Game Design & Simplicity


For me, the idea of maintaining simple in-game rules is essential. I know some games may require more information due to the number of situations presented, but for the most part, I try to strive for the simplistic. Somewhere I read, “if you can’t describe how it works in under three minutes, it’s too complicated.” I’m paraphrasing, but I lean in that direction in many of my projects. I even have two books of fifty one-page stories (300 words or less – Called Amurati (Vols. 1 & 2).

As a game designer, I understand some basic formats in game design. Is it a racing game where players must be the first to reach a certain point on the board or get to a situation or status?

Is it a positioning game where pieces must be placed in a specific order or configuration? Or is it a strategic game of attrition wherein capturing a particular piece affords one the win? I will admit, however, that I enjoy making alterations to existing ideas, sometimes adding bits and pieces of formats.

How do I develop games? That’s a question I don’t really think I could give a straight answer to. I happen to be a musician, sculptor, and author. So when it comes to writing music and lyric, the music may come first, or the lyrics may come first. Sometimes, an event will spark the song, and I’ll start singing as I walk home.

Let’s look at one of my first games – Gin-Go. I was collecting the garbage one night. In the trash were old Bingo boards and Pokeno boards. I was about to put more waste in the bag when they caught my eye, and I retrieved them. The card faces on the Pokeno board made me think about cards and how cards are used to place chips on the board, like the letter numbers in Bingo.

I played cribbage regularly, but I wondered what other card games could be played where chips could be placed. The game that came to mind was 500 Rummy. A game my mother taught me and my siblings. The game had number values for the cards; I didn’t want that.

The problem was simple. How could I represent all 52 cards on a board? After some quick sketches, the idea of four columns with thirteen rows. The columns would represent the suits, the rows the card face with each player or team player from opposite ends of the board.

I incorporated the format of a racing game and a positioning game. The first to go out with a connecting link from their Ace to King row would win. The connecting line reminded me of the connecting line in Bingo, hence the name Gin-Go (“Gin” from 500 Rummy and “Go” from Bingo).

I didn’t want the suit columns to be stationary. So I went into my workroom (something I always do) and found some scrap wood with pushpins for pegs (two colors). On some pushpins, I glued suit symbols. As I’m building it, it comes to me like writing a song. I see it. Later through playing it with friends, I made alterations to allow for Jokers and varying formats in the Suit Row to make the game more challenging.
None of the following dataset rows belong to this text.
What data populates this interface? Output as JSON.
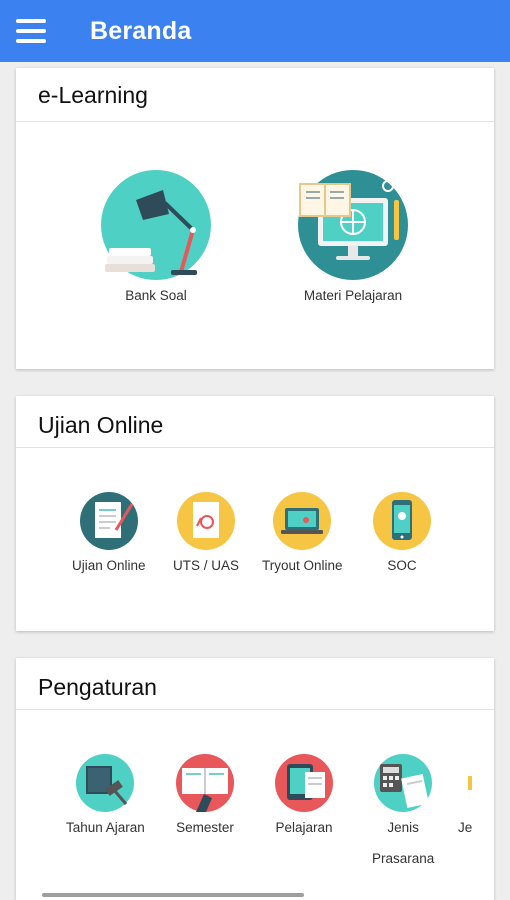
{
  "appbar": {
    "title": "Beranda",
    "menu_icon": "hamburger-menu-icon",
    "color": "#3b82f0"
  },
  "elearning": {
    "title": "e-Learning",
    "items": [
      {
        "label": "Bank Soal",
        "icon": "desk-lamp-books-icon"
      },
      {
        "label": "Materi Pelajaran",
        "icon": "monitor-book-icon"
      }
    ]
  },
  "ujian": {
    "title": "Ujian Online",
    "items": [
      {
        "label": "Ujian Online",
        "icon": "exam-paper-icon"
      },
      {
        "label": "UTS / UAS",
        "icon": "graded-paper-icon"
      },
      {
        "label": "Tryout Online",
        "icon": "laptop-icon"
      },
      {
        "label": "SOC",
        "icon": "smartphone-icon"
      }
    ]
  },
  "pengaturan": {
    "title": "Pengaturan",
    "items": [
      {
        "label": "Tahun Ajaran",
        "icon": "gavel-book-icon"
      },
      {
        "label": "Semester",
        "icon": "open-book-hand-icon"
      },
      {
        "label": "Pelajaran",
        "icon": "tablet-document-icon"
      },
      {
        "label": "Jenis",
        "label2": "Prasarana",
        "icon": "calculator-document-icon"
      },
      {
        "label": "Je",
        "icon": "partial-icon"
      }
    ]
  }
}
However, I was able to keep the game rules to two pages.

Taking ideas to bed with me and keeping a notepad by my side has been extremely helpful in designing games. I have solved many kinks that others may make queries on. I’ve also been blessed with kids who enjoy gaming and the gaming experience and ask enough questions.

I find game designing not only similar to writing music but to working on an abstract sculpture in wood or stone. The material will tell you how it needs to be formed.


0 comments

Recent Posts

See All